The Block Grant Transparency Report confirms that as of Main Estimates this year, the devolved administrations in Scotland, Northern Ireland and Wales had received £9.5 billion more new funding in 2020-21 through the Barnett formula since the previous report in December 2018. Of this, £6.0 billion was allocated at Main Estimates to tackle Coronavirus.
This means the devolved administrations have received an additional:
- £5.0 billion for the Scottish Government
- £2.9 billion for the Welsh Government
- £1.7 billion for the Northern Ireland Executive
In addition to this extra funding through the Barnett formula, the devolved administrations are also receiving over £950 million in 2020-21 to maintain direct payments to farmers.
The report details changes in the devolved administrations’ block grant funding made since the last release in December 2018 up until the 2020-21 Main Estimates announced in May.

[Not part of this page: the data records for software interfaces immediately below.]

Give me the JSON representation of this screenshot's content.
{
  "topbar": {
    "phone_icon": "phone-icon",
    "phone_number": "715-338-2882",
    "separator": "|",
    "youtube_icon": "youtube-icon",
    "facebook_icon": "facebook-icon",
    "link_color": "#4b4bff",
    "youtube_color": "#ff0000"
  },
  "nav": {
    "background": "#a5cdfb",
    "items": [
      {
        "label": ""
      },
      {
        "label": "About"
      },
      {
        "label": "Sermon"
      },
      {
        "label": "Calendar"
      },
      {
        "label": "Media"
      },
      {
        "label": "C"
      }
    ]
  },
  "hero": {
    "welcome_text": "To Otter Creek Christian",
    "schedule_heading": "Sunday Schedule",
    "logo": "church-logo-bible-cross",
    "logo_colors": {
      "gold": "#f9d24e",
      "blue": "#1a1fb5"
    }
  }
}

The funding for 2020-21 will also increase, following a guarantee from the UK Government last week that the nations will receive further funding to help tackle coronavirus.
Chief Secretary to the Treasury, Steve Barclay, said:

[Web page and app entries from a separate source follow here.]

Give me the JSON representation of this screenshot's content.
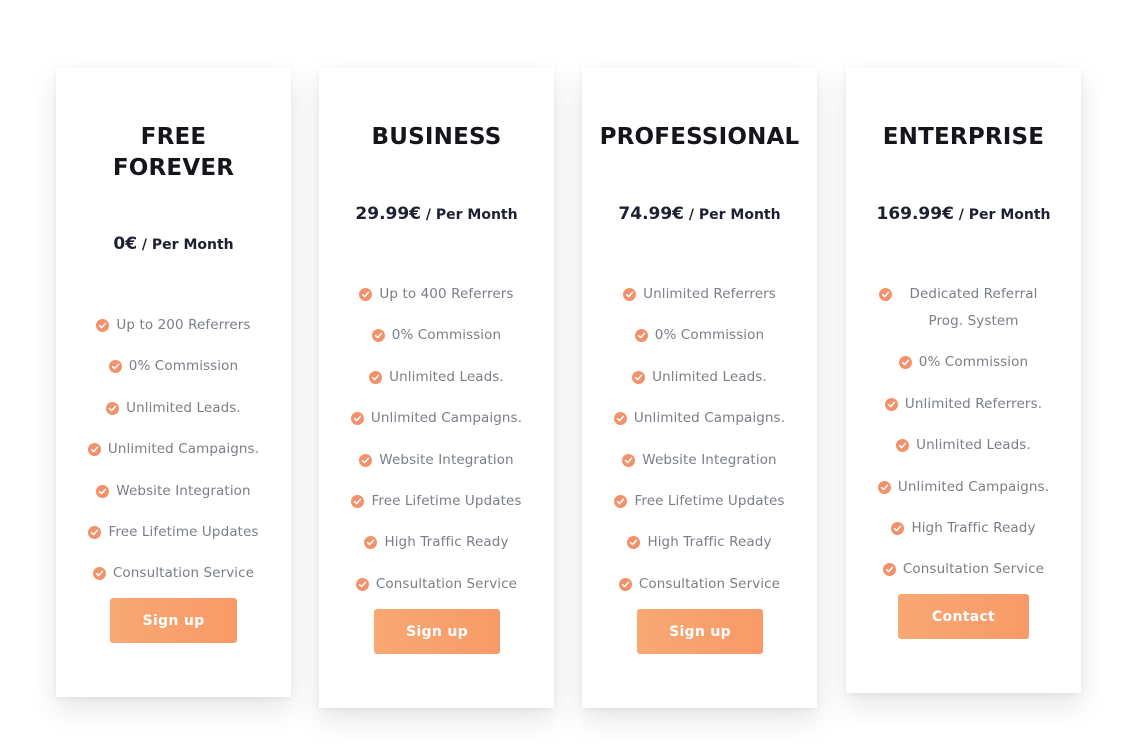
{
  "colors": {
    "accent": "#f89f6c",
    "check": "#f2916a",
    "title": "#14161c",
    "feature_text": "#7a7f86"
  },
  "plans": [
    {
      "title": "FREE FOREVER",
      "price": "0€",
      "price_suffix": " / Per Month",
      "features": [
        "Up to 200 Referrers",
        "0% Commission",
        "Unlimited Leads.",
        "Unlimited Campaigns.",
        "Website Integration",
        "Free Lifetime Updates",
        "Consultation Service"
      ],
      "cta": "Sign up"
    },
    {
      "title": "BUSINESS",
      "price": "29.99€",
      "price_suffix": " / Per Month",
      "features": [
        "Up to 400 Referrers",
        "0% Commission",
        "Unlimited Leads.",
        "Unlimited Campaigns.",
        "Website Integration",
        "Free Lifetime Updates",
        "High Traffic Ready",
        "Consultation Service"
      ],
      "cta": "Sign up"
    },
    {
      "title": "PROFESSIONAL",
      "price": "74.99€",
      "price_suffix": " / Per Month",
      "features": [
        "Unlimited Referrers",
        "0% Commission",
        "Unlimited Leads.",
        "Unlimited Campaigns.",
        "Website Integration",
        "Free Lifetime Updates",
        "High Traffic Ready",
        "Consultation Service"
      ],
      "cta": "Sign up"
    },
    {
      "title": "ENTERPRISE",
      "price": "169.99€",
      "price_suffix": " / Per Month",
      "features": [
        "Dedicated Referral Prog. System",
        "0% Commission",
        "Unlimited Referrers.",
        "Unlimited Leads.",
        "Unlimited Campaigns.",
        "High Traffic Ready",
        "Consultation Service"
      ],
      "cta": "Contact"
    }
  ]
}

Last week I announced an unprecedented funding guarantee to give the devolved administrations certainty to plan ahead and deliver their own support schemes to tackle coronavirus.

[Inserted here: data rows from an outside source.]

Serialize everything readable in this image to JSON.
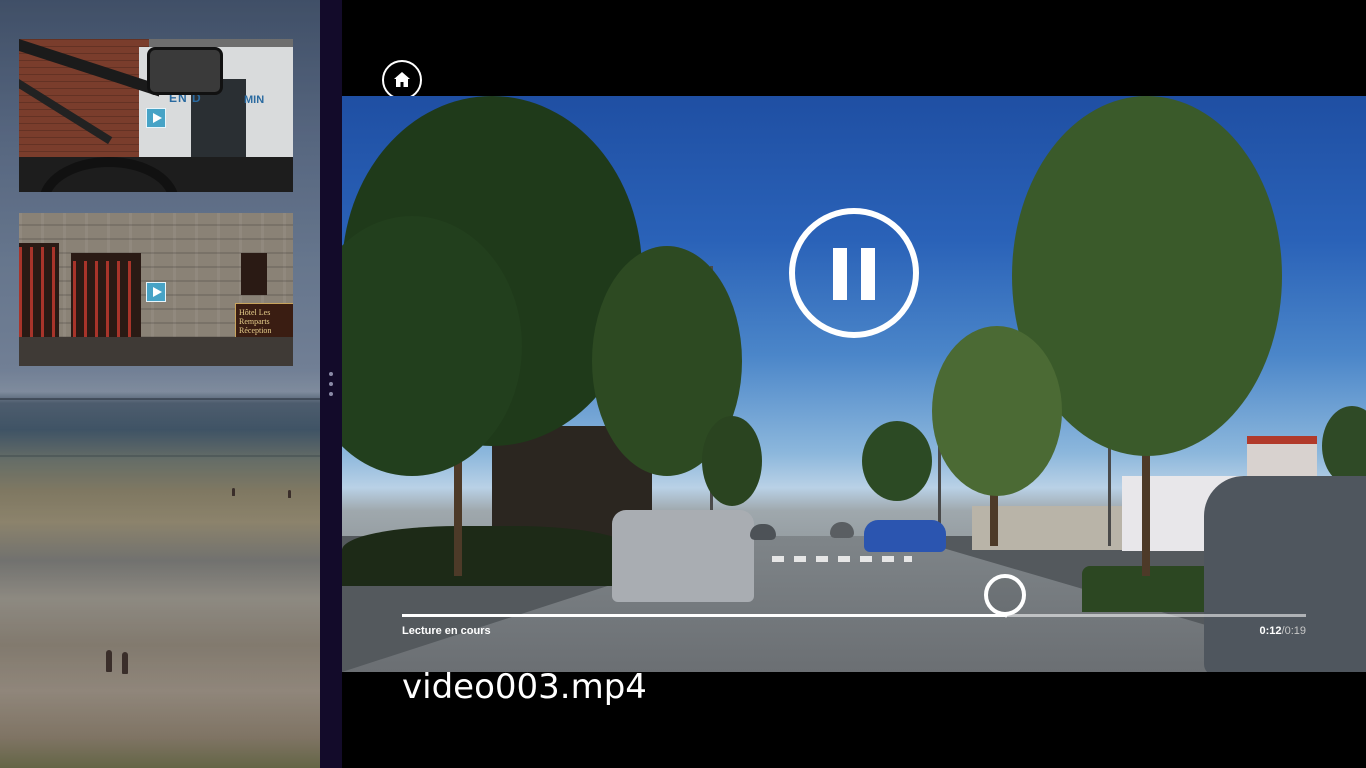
{
  "player": {
    "title": "video003.mp4",
    "status": "Lecture en cours",
    "time_current": "0:12",
    "time_separator": "/",
    "time_total": "0:19",
    "progress_fraction": 0.6667,
    "state": "playing"
  },
  "icons": {
    "home": "home-icon",
    "pause": "pause-icon",
    "play_badge": "play-icon"
  },
  "playlist": {
    "items": [
      {
        "type": "video",
        "scene": "garage seen from car"
      },
      {
        "type": "video",
        "scene": "stone hotel building"
      }
    ]
  },
  "thumb2_sign": "Hôtel Les Remparts Réception",
  "colors": {
    "splitter": "#130b2a",
    "play_badge": "#47a3c6",
    "background": "#000000",
    "text": "#ffffff"
  }
}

Today’s publication shows that this guarantee builds on the financial support that we have already provided, showcasing the strength and value of the Union.
As well as the block grant funding, Scotland, Wales and Northern Ireland benefit from UK Government spending on unprecedented UK wide measures, such as the Coronavirus Job Retention Scheme and Self-Employed Income Support Scheme, which have helped to protect over 1.7 million jobs in Scotland, Wales and Northern Ireland.
Businesses and individuals in Scotland, Wales and Northern Ireland will also benefit from the UK wide measures included in the Chancellor’s Plan for Jobs announced earlier this month, including the Eat Out to Help Out Scheme, VAT cut and the Job Retention Bonus.
Spending by the devolved administrations is not funded exclusively by the block grant. The devolved administrations are also funded by local and devolved tax revenues, other revenue-raising powers – including fees and charges, and sales of goods, services and assets – grants from European institutions, and borrowing.
See Block Grant Transparency: July 2020 data here.
- The block grant publication sets out a detailed breakdown of the devolved administrations’ block grant funding and is intended to increase transparency of the block grant calculation process.
- This third edition provides information for the years covered by the 2015 Spending Review and Spending Round 2019, and includes funding up to Main Estimates 2020-21. The last release was in December 2018.
- The publication includes funding allocated to tackle coronavirus up to Main Estimates 2020-21. This totalled £6.0 billion; £3.1 billion for the Scottish Government, £1.9 billion for the Welsh Government and £1.0 billion for the Northern Ireland Executive.
- The UK Government announced last week this is increasing to at least £12.7 billion; £6.5 for the Scottish Government, £4.0 billion for the Welsh Government and £2.2 for the Northern Ireland Executive.
|Coronavirus funding included in the publication||£3.1bn||£1.9bn||£1.0bn||£6.0bn|
|Additional coronavirus funding not included in the publication||£3.4bn||£2.1bn||£1.2bn||£6.7bn|
|Total coronavirus support to DAs||£6.5bn||£4.0bn||£2.2bn||£12.7bn|
Block grant factsheet:
The devolved administrations in Scotland, Wales and Northern Ireland have control over policy areas which are devolved, such as education and health, but not over others which are reserved and therefore controlled directly by the UK Government, for example defence.
The devolved administrations receive funding from the UK Government largely through ‘block grants’ for devolved areas, while policy which is reserved is funded directly by the UK Government.
The Barnett formula determines changes to the block grant funding in relation to changes in UK Government departmental spending. The formula essentially provides the same pounds-per-person change in funding in each nation of the UK. It is applied when departmental budgets change at Spending Reviews, fiscal events and Main/Supplementary Estimates.
The Barnett formula comprises three elements: the change in departmental spending; the extent to which the departmental spending is on a policy area that is devolved in Scotland, Wales and Northern Ireland; and population.
The Barnett-based block grants are increased in relation to devolved welfare powers and reduced in relation to devolved tax powers (with the devolved administrations retaining devolved tax revenues).
The UK government funding provided to the devolved administrations is the Barnett-based block grant after these adjustments for welfare and tax devolution.
Once the block grant has been determined, the devolved administrations have freedom to make their own spending decisions in areas of devolved responsibilities within the overall totals.